ster·e·o·scop·ic /ˌsterēəˈskäpik/ Adjective
1. relating to or denoting a process by which two photographs of the same object taken at slightly different angles are viewed together, creating an impression of depth and solidity.
Thursday December 30 2021, History Department Co-chair James Vaughn, Psychology Teacher Mingzhen Li and French Teacher Moana Teriitehau's classes viewed the Van Gogh Alive exhibit from two distinct lenses, which, in tandem, paint a beautiful stereoscopic picture of van Gogh and his works. Psychology Teacher Mingzhen Li and French Teacher Moana Teriitehau describe the significance of the exhibit in relation to their respective courses.
Through a French Lens
“Born in the Netherlands, van Gogh’s ties to France stem from the majority of his working life spent as an artist in various regions throughout France. He has a strong connection with French culture, the country, and its people who inspired him immensely. He rests near Paris with his brother and has stayed in the heart of French. For these reasons I was inspired to bring my students to this exhibit.” – Mr. Moana Teriitehau
Through a Psychological Lens
“Vincent van Gogh is one of the most recognizable artists due to his signature paintbrush strokes and swirling paintings, such as Starry Night.
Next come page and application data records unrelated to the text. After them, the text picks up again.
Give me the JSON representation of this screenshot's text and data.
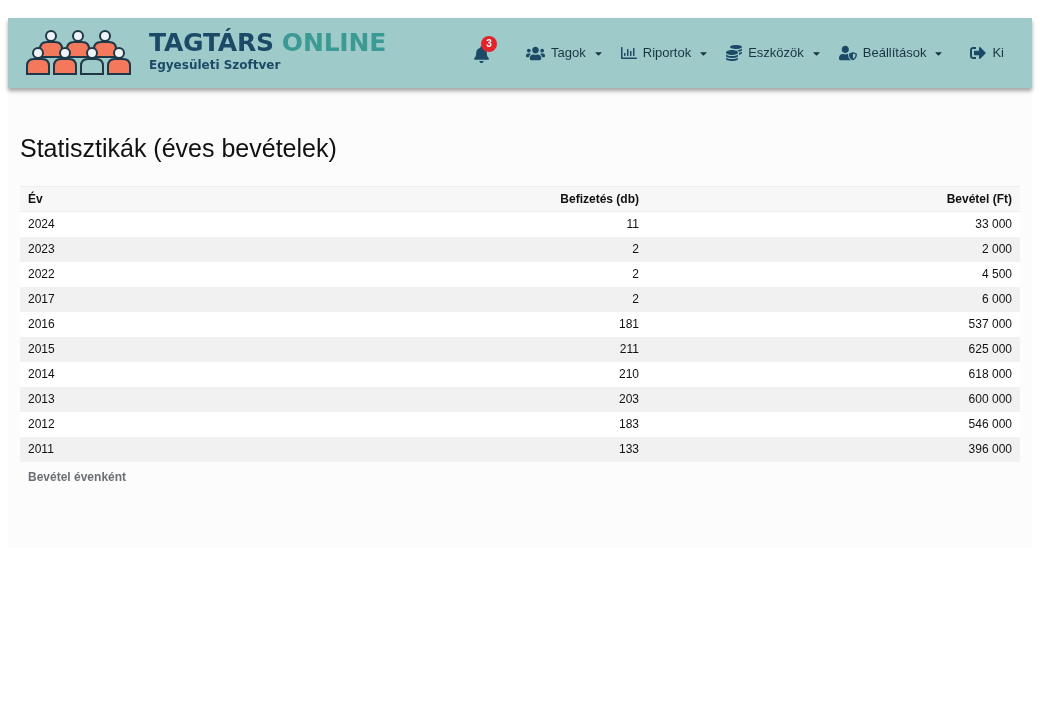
{
  "brand": {
    "name": "TAGTÁRS",
    "name_accent": "ONLINE",
    "tagline": "Egyesületi Szoftver"
  },
  "notifications": {
    "count": "3"
  },
  "menu": [
    {
      "label": "Tagok",
      "kind": "dropdown"
    },
    {
      "label": "Riportok",
      "kind": "dropdown"
    },
    {
      "label": "Eszközök",
      "kind": "dropdown"
    },
    {
      "label": "Beállítások",
      "kind": "dropdown"
    },
    {
      "label": "Ki",
      "kind": "link"
    }
  ],
  "page_title": "Statisztikák (éves bevételek)",
  "table": {
    "columns": [
      {
        "label": "Év",
        "kind": "text"
      },
      {
        "label": "Befizetés (db)",
        "kind": "number"
      },
      {
        "label": "Bevétel (Ft)",
        "kind": "number"
      }
    ],
    "rows": [
      [
        "2024",
        "11",
        "33 000"
      ],
      [
        "2023",
        "2",
        "2 000"
      ],
      [
        "2022",
        "2",
        "4 500"
      ],
      [
        "2017",
        "2",
        "6 000"
      ],
      [
        "2016",
        "181",
        "537 000"
      ],
      [
        "2015",
        "211",
        "625 000"
      ],
      [
        "2014",
        "210",
        "618 000"
      ],
      [
        "2013",
        "203",
        "600 000"
      ],
      [
        "2012",
        "183",
        "546 000"
      ],
      [
        "2011",
        "133",
        "396 000"
      ]
    ],
    "caption": "Bevétel évenként"
  }
}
He combated his anguishing mental illness — frequent episodes of depression, paralyzing anxiety and, according to some accounts, symptoms of bipolar disorder —eventually claiming his life in 1890, shortly after his 37th birthday. Even though van Gogh lived a short life, it was very productive in the sense that in less than two decades, he painted over 860 canvases. Including Starry Night, a personification of his psychiatric symptoms and bipolar disorder. In the realm of psychiatry, mania, also known as manic syndrome, is described as a stage of euphoria, abnormally elevated arousal, affect and energy level, which could also include hallucinations. The fallout luminosity around the stars passes the sensation of brightness. Hallucinations could also make him feel a distorted sense reality, making the artist not only see, but also feel the wind and night, as if through the lens of a spinning camera.” – Ms. Mingzhen Li
About the exhibit
On exhibit at the Dewey Center in Beijing from October 10 2021 to February 28 2022, the installation Van Gogh Alive celebrates various works of van Gogh in a multimedia format including abstract animations, vivid videos, thought evoking imagery, captivating quotes and an audio clip of Vivaldi’s Four Seasons. Together the content provides an immersive experience allowing visitors to interact with van Gogh’s works presented in avant-garde styles.
Beyond the Exhibit
Deepening ties between the French Curriculum and the exhibit, Mr. Teriitehau plans on having his students read van Gogh’s biography in French. He will then have them tell his story using the past tense, re-using vocabulary and connecting prepositions. Afterwards, Mr. Teriitehau will have his students describe one of van Gogh’s works before analyzing his personality using vocabulary they have recently learned and new vocabulary as needed.